#### WHAT NEEDS TO BE DONE
Please copy out the records that follow exactly as they stand.

#### RECORDS
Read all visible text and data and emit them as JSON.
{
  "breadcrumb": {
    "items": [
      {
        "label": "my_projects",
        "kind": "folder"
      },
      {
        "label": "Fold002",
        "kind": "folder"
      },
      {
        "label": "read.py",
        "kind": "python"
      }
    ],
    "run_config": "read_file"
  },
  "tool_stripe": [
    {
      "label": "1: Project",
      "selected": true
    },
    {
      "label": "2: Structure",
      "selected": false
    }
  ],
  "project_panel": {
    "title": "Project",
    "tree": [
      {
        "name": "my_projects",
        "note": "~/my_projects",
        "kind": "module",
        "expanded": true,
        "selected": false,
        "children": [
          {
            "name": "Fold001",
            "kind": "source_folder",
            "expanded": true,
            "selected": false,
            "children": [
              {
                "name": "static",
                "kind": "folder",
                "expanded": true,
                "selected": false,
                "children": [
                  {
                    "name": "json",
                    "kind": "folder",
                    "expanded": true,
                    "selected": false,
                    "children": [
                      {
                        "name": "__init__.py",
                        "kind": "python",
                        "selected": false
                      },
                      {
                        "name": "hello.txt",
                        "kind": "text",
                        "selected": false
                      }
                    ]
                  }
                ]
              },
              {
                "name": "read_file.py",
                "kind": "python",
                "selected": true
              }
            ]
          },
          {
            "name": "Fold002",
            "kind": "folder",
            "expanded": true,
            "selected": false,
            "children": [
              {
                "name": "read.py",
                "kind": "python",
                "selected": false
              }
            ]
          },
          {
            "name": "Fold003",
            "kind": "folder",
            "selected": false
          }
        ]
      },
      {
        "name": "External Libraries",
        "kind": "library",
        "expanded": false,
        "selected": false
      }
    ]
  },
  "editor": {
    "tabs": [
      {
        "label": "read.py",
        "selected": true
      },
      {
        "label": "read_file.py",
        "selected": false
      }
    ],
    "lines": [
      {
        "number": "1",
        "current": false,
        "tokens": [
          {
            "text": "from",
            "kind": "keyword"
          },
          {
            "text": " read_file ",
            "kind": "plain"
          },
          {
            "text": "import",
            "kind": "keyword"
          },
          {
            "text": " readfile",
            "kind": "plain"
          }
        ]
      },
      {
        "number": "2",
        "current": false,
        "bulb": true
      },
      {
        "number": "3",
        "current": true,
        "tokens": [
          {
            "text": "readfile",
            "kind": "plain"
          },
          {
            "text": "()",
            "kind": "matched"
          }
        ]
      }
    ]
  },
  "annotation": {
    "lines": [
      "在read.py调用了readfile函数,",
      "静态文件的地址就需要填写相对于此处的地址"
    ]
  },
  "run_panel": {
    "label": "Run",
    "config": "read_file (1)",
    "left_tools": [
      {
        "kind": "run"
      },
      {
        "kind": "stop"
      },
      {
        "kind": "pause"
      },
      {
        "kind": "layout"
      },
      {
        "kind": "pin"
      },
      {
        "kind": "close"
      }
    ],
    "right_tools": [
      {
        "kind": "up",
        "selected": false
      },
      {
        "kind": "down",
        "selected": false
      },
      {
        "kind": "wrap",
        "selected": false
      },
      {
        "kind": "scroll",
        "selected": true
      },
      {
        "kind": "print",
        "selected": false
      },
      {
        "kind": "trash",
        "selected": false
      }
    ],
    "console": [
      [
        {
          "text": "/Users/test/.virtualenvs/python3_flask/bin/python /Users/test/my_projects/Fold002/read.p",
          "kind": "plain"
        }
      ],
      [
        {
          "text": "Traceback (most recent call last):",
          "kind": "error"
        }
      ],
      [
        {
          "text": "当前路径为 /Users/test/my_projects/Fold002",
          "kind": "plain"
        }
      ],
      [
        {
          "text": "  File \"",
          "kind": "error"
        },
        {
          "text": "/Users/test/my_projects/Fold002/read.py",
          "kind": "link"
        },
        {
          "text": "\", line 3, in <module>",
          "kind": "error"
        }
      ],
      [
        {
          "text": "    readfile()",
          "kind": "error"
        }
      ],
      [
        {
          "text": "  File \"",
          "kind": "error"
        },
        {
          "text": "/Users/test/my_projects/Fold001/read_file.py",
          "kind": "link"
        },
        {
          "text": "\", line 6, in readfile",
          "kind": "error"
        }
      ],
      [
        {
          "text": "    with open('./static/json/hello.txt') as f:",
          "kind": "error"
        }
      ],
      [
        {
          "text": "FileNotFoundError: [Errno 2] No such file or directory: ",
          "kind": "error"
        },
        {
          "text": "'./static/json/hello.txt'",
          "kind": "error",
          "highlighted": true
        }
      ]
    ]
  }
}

#### EXERCISE RESULT
Read all visible text and data and emit them as JSON.
{
  "breadcrumb": {
    "items": [
      {
        "label": "my_projects",
        "kind": "folder"
      },
      {
        "label": "Fold002",
        "kind": "folder"
      },
      {
        "label": "read.py",
        "kind": "python"
      }
    ],
    "run_config": "read_file"
  },
  "tool_stripe": [
    {
      "label": "1: Project",
      "selected": true
    },
    {
      "label": "2: Structure",
      "selected": false
    }
  ],
  "project_panel": {
    "title": "Project",
    "tree": [
      {
        "name": "my_projects",
        "note": "~/my_projects",
        "kind": "module",
        "expanded": true,
        "selected": false,
        "children": [
          {
            "name": "Fold001",
            "kind": "source_folder",
            "expanded": true,
            "selected": false,
            "children": [
              {
                "name": "static",
                "kind": "folder",
                "expanded": true,
                "selected": false,
                "children": [
                  {
                    "name": "json",
                    "kind": "folder",
                    "expanded": true,
                    "selected": false,
                    "children": [
                      {
                        "name": "__init__.py",
                        "kind": "python",
                        "selected": false
                      },
                      {
                        "name": "hello.txt",
                        "kind": "text",
                        "selected": false
                      }
                    ]
                  }
                ]
              },
              {
                "name": "read_file.py",
                "kind": "python",
                "selected": true
              }
            ]
          },
          {
            "name": "Fold002",
            "kind": "folder",
            "expanded": true,
            "selected": false,
            "children": [
              {
                "name": "read.py",
                "kind": "python",
                "selected": false
              }
            ]
          },
          {
            "name": "Fold003",
            "kind": "folder",
            "selected": false
          }
        ]
      },
      {
        "name": "External Libraries",
        "kind": "library",
        "expanded": false,
        "selected": false
      }
    ]
  },
  "editor": {
    "tabs": [
      {
        "label": "read.py",
        "selected": true
      },
      {
        "label": "read_file.py",
        "selected": false
      }
    ],
    "lines": [
      {
        "number": "1",
        "current": false,
        "tokens": [
          {
            "text": "from",
            "kind": "keyword"
          },
          {
            "text": " read_file ",
            "kind": "plain"
          },
          {
            "text": "import",
            "kind": "keyword"
          },
          {
            "text": " readfile",
            "kind": "plain"
          }
        ]
      },
      {
        "number": "2",
        "current": false,
        "bulb": true
      },
      {
        "number": "3",
        "current": true,
        "tokens": [
          {
            "text": "readfile",
            "kind": "plain"
          },
          {
            "text": "()",
            "kind": "matched"
          }
        ]
      }
    ]
  },
  "annotation": {
    "lines": [
      "在read.py调用了readfile函数,",
      "静态文件的地址就需要填写相对于此处的地址"
    ]
  },
  "run_panel": {
    "label": "Run",
    "config": "read_file (1)",
    "left_tools": [
      {
        "kind": "run"
      },
      {
        "kind": "stop"
      },
      {
        "kind": "pause"
      },
      {
        "kind": "layout"
      },
      {
        "kind": "pin"
      },
      {
        "kind": "close"
      }
    ],
    "right_tools": [
      {
        "kind": "up",
        "selected": false
      },
      {
        "kind": "down",
        "selected": false
      },
      {
        "kind": "wrap",
        "selected": false
      },
      {
        "kind": "scroll",
        "selected": true
      },
      {
        "kind": "print",
        "selected": false
      },
      {
        "kind": "trash",
        "selected": false
      }
    ],
    "console": [
      [
        {
          "text": "/Users/test/.virtualenvs/python3_flask/bin/python /Users/test/my_projects/Fold002/read.p",
          "kind": "plain"
        }
      ],
      [
        {
          "text": "Traceback (most recent call last):",
          "kind": "error"
        }
      ],
      [
        {
          "text": "当前路径为 /Users/test/my_projects/Fold002",
          "kind": "plain"
        }
      ],
      [
        {
          "text": "  File \"",
          "kind": "error"
        },
        {
          "text": "/Users/test/my_projects/Fold002/read.py",
          "kind": "link"
        },
        {
          "text": "\", line 3, in <module>",
          "kind": "error"
        }
      ],
      [
        {
          "text": "    readfile()",
          "kind": "error"
        }
      ],
      [
        {
          "text": "  File \"",
          "kind": "error"
        },
        {
          "text": "/Users/test/my_projects/Fold001/read_file.py",
          "kind": "link"
        },
        {
          "text": "\", line 6, in readfile",
          "kind": "error"
        }
      ],
      [
        {
          "text": "    with open('./static/json/hello.txt') as f:",
          "kind": "error"
        }
      ],
      [
        {
          "text": "FileNotFoundError: [Errno 2] No such file or directory: ",
          "kind": "error"
        },
        {
          "text": "'./static/json/hello.txt'",
          "kind": "error",
          "highlighted": true
        }
      ]
    ]
  }
}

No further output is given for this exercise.